■ Material supplied:
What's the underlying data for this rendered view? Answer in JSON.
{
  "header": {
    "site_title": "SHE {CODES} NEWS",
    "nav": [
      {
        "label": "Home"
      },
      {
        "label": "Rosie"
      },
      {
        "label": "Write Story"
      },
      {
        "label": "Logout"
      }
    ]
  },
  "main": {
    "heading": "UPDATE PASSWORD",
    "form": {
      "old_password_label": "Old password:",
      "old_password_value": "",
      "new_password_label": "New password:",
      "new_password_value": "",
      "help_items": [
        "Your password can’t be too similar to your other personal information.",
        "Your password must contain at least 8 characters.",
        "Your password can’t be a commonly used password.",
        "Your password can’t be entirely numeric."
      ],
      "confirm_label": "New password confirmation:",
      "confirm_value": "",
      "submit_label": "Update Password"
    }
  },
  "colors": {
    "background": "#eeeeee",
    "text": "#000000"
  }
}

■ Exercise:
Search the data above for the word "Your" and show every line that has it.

■ Solution to this exercise:
        "Your password can’t be too similar to your other personal information.",
        "Your password must contain at least 8 characters.",
        "Your password can’t be a commonly used password.",
        "Your password can’t be entirely numeric."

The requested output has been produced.